===== GIVEN DATA

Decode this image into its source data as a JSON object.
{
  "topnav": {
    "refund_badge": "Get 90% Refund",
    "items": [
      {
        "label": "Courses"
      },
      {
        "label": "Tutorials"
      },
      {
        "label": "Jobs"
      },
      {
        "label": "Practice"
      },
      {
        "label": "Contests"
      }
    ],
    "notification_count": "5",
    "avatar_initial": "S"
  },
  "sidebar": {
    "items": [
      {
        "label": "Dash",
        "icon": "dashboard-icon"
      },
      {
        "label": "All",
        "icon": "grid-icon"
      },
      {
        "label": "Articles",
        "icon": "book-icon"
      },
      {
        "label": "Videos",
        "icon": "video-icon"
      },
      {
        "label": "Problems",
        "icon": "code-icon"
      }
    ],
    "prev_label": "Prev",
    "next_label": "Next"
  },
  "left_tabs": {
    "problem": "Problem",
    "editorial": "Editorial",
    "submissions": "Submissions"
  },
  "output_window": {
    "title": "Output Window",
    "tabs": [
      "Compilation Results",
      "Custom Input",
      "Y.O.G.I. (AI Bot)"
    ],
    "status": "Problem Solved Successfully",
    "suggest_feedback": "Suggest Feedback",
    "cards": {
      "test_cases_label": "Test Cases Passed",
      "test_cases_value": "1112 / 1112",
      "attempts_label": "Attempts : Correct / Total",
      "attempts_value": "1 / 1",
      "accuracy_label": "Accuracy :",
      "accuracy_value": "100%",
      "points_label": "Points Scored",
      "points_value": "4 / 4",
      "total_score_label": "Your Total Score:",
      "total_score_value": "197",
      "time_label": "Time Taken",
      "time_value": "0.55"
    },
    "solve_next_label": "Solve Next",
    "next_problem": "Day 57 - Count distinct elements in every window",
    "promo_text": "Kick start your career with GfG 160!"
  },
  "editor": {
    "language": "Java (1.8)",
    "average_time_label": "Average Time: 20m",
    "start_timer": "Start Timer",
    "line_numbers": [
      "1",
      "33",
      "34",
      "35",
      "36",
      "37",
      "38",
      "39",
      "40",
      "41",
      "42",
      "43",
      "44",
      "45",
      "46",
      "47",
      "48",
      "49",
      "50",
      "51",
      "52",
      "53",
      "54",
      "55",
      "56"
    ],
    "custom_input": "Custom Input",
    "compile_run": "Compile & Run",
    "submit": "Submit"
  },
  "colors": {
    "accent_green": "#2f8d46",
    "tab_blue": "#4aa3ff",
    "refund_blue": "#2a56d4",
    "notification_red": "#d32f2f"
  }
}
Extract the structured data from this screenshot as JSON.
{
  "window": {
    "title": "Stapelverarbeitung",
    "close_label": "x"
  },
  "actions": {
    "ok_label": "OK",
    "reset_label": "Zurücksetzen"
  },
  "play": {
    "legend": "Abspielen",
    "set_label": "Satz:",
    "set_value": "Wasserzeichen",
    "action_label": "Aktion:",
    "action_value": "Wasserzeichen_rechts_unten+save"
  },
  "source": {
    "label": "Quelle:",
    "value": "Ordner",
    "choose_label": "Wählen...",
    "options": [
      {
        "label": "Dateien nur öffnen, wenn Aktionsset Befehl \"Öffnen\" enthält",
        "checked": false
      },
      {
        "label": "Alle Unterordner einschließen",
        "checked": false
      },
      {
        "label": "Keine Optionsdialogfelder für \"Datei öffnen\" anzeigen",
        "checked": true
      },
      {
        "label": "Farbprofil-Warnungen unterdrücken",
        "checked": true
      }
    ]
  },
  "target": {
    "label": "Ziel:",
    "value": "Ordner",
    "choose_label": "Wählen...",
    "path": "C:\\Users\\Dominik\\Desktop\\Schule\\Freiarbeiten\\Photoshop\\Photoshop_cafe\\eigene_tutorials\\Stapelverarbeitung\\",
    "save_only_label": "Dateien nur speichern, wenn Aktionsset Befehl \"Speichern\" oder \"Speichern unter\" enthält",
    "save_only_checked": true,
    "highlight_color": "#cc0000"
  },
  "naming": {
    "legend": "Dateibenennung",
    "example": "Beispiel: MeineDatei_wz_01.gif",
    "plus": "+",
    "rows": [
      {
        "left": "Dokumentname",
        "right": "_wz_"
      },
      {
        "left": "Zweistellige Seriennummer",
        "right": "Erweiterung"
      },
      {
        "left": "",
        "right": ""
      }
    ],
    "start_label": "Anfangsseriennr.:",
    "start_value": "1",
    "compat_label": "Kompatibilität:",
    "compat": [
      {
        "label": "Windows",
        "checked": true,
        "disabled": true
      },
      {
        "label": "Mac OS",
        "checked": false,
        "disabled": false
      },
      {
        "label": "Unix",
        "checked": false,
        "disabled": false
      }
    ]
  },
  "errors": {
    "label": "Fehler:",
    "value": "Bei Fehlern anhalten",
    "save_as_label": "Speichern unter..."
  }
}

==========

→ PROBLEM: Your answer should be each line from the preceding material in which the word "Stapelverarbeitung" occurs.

→ EXERCISE RESULT:
    "title": "Stapelverarbeitung",
    "path": "C:\\Users\\Dominik\\Desktop\\Schule\\Freiarbeiten\\Photoshop\\Photoshop_cafe\\eigene_tutorials\\Stapelverarbeitung\\",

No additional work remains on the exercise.